Organization’s Strategy and Structure
An organizational strategy is the sum total of expressions that envisions how the company will evolve with time in meeting its long term objectives coupled with a detailed assessment that informs the organization how the stakeholders will be organized to optimize the returns. Primarily, a strategic plan takes at least a year to be accomplished (Karami, 2012).
An effective organization’s strategy requires collaboration between all players in the organization. The top management is bestowed with the responsibility of formulating the larger organization’s strategy while the lower management’s work is to adopt the goals and establish a strategy of how the overall objective will be implemented chronologically.
The strategy according to Kortmann (2012) is derived from the organization’s mission and vision. The mission seeks to give a detailed exposition on why the company is in the business, and tends to influence the way activities will be organized in fulfilling its purpose. For the strategy to work effectively, the management has to break it into smaller manageable short-term goals with an aim of developing plans that will make the business competitive. Karami (2012) further argues that an organization’s strategy communicates ongoing activities and processes that the company will put in place to aid coordination and allocation of resources to assist in translation of the plan into results.
An organization structure on the other hand is a system that is used to define hierarchical organization of authority, communication infrastructure, and specific duties that the organization undertakes. It informs how power, roles, and responsibilities are assigned, coordinated, and communicated within the company. The structure of the organization is highly dependent on the organization’s objectives and the business strategy. In a centralized organization structure, the decision making organ lies in the hands of the top management unlike in the decentralized structure where power is distributed between the departments, and every person has an input in developing organizations plan.
The structure of the organization plays a phenomenal role in designing the job description of each employee and establishment of structures that promotes equality, professional development, and employee retention. The structure is also fundamental in creation of salary scales. This is achieved through aligning each job with a salary scale that will allow the organization to accomplish its financial goals through a fair allocation of funds within the budgetary limits. Kortman (2012) reiterates that a good organizational structure must be the one that creates room for future development and expansion of the company through exploration of new markets and seeking of new opportunities.

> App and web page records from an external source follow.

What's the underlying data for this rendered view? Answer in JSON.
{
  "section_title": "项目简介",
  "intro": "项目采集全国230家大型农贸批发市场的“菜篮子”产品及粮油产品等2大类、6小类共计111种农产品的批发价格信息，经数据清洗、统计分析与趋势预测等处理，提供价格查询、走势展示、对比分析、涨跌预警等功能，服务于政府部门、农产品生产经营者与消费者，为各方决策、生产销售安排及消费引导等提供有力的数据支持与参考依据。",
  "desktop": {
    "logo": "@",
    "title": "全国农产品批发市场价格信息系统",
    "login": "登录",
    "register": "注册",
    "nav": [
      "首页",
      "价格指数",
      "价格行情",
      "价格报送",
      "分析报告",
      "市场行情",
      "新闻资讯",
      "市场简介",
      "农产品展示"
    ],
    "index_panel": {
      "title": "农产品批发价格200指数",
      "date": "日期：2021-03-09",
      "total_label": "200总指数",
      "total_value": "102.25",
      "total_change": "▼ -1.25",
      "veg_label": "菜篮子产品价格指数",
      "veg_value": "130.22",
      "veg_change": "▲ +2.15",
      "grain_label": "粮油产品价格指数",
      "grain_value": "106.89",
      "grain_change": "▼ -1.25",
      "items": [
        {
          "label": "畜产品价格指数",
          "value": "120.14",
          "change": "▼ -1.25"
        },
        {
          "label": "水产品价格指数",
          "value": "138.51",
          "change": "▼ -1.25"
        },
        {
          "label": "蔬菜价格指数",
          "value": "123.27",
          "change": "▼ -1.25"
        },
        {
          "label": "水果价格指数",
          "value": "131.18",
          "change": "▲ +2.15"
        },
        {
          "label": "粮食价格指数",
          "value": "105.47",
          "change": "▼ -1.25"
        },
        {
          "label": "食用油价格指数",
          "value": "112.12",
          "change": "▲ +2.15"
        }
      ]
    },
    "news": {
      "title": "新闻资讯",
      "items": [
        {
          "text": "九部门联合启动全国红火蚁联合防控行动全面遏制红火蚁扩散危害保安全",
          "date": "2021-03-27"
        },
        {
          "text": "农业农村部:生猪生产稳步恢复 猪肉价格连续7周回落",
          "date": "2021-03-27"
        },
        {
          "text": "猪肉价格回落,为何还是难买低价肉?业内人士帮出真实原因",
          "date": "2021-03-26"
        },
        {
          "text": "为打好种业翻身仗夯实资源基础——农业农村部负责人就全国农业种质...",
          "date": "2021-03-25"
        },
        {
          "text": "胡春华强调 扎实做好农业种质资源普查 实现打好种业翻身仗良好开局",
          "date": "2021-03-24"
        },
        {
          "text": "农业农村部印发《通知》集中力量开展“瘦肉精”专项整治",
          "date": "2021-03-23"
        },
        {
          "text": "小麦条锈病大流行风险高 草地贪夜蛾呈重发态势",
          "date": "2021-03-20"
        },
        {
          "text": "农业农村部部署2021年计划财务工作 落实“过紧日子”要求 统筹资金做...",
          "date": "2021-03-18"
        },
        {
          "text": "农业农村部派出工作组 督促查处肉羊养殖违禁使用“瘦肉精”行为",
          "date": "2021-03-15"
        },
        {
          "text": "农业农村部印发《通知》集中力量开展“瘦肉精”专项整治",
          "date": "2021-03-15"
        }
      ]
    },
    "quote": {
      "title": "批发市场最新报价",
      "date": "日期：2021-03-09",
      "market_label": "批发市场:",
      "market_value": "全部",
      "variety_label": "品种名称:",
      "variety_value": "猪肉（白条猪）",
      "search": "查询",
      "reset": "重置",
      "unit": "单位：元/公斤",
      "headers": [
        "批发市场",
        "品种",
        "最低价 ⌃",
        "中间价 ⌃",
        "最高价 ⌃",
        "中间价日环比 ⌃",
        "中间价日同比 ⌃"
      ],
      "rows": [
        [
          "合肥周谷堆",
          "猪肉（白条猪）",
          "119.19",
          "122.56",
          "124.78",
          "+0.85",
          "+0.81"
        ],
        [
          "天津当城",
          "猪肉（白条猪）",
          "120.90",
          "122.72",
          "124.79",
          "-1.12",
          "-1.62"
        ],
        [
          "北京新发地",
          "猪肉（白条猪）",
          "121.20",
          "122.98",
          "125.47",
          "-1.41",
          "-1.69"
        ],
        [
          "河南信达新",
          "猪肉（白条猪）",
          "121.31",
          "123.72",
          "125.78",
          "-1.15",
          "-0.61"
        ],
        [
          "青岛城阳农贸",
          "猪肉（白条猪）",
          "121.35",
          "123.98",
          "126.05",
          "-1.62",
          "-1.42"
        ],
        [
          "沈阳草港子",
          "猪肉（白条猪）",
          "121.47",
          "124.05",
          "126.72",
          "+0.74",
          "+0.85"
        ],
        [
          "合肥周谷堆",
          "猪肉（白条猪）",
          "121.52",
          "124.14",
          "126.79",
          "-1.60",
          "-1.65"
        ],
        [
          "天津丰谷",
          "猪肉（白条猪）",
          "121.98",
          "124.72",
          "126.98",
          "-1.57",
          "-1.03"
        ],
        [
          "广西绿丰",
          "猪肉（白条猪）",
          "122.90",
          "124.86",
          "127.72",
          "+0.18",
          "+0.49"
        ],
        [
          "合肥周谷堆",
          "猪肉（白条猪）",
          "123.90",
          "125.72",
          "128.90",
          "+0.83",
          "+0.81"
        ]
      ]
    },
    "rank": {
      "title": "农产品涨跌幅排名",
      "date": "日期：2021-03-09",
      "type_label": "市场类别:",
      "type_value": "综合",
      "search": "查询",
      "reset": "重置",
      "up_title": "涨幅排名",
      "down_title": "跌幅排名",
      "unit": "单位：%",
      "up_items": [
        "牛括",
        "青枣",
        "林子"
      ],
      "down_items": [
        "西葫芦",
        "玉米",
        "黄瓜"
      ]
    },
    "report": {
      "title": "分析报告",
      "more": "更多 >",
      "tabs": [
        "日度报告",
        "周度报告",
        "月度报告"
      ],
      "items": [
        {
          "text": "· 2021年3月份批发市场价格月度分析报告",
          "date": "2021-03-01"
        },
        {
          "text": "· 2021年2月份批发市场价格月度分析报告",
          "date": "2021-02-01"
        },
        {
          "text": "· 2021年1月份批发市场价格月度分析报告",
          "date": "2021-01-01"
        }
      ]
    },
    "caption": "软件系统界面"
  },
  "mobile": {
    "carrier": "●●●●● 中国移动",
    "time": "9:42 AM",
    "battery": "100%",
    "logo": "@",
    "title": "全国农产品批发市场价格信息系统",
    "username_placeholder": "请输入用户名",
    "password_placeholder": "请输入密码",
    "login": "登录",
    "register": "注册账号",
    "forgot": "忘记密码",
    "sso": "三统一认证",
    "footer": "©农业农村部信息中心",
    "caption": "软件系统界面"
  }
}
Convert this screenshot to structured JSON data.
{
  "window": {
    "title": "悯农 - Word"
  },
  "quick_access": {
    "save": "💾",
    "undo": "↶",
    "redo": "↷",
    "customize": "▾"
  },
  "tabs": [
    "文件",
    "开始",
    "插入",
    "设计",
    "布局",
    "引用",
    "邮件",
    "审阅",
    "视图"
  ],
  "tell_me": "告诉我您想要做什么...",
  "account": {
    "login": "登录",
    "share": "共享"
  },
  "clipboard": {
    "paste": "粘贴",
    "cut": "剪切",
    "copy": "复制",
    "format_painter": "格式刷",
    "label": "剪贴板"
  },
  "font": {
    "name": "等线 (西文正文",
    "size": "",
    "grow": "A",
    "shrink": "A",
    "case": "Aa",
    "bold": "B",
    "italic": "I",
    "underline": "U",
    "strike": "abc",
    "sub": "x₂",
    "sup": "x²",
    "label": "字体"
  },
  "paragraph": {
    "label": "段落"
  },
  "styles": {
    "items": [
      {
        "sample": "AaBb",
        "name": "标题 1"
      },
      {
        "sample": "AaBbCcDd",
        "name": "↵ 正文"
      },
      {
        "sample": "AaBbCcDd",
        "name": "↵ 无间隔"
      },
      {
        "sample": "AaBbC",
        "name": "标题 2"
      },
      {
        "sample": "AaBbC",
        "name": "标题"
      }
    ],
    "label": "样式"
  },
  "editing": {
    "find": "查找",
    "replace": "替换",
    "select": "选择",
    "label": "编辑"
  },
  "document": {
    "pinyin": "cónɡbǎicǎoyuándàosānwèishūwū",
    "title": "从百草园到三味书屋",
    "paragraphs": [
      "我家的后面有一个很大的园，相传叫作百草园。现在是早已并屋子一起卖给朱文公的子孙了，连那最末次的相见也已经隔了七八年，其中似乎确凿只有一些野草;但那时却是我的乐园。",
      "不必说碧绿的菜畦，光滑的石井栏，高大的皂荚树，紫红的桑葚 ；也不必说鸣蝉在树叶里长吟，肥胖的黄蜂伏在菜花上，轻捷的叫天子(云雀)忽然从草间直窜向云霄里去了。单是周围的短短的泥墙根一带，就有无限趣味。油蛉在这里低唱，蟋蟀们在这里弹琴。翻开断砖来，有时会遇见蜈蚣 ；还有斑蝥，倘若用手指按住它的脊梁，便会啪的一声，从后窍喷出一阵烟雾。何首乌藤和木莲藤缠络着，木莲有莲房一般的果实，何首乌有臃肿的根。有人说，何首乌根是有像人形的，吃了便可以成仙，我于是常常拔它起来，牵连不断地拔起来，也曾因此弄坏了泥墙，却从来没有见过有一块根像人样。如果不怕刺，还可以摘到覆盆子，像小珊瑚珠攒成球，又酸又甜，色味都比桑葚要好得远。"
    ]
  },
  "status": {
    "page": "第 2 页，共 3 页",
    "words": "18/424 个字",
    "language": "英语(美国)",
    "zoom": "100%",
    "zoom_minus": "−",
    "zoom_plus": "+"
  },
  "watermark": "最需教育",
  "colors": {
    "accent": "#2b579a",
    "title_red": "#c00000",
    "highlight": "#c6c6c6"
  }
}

The degree of congruency between the business strategy and the structure plays a pertinent role in guaranteeing the success of the business since the two components are inseparable. Karami (2012) highlights that the business strategy is a plan of action of how the organization will accomplish its specified roles through effective organization of activities and adequate allocation of resources in ensuring that the business remains relevant. The structure of the business on the other hand informs how pieces of organizations plan will be fit together in enhancing operationalization of the company’s activities to achieve the intended objectives.
There is a need to develop a seamless relationship between the structure and the strategy because the structure helps the organization to establish a workable chain of command within which the information will be relayed from the management to the staff. Furthermore, a well-knit relationship between the two variables ensures maximum collaboration among employees to aid achievement of a common goal.
Karami, A. (2012).Strategy formulation in entrepreneurial firms. London: Ashgate publishing.
Kortmann, S. (2012).The relationship between organizational structure and organizational Ambidexterity: A comparison between manufacturing and service firms. London:Springer science &Business media.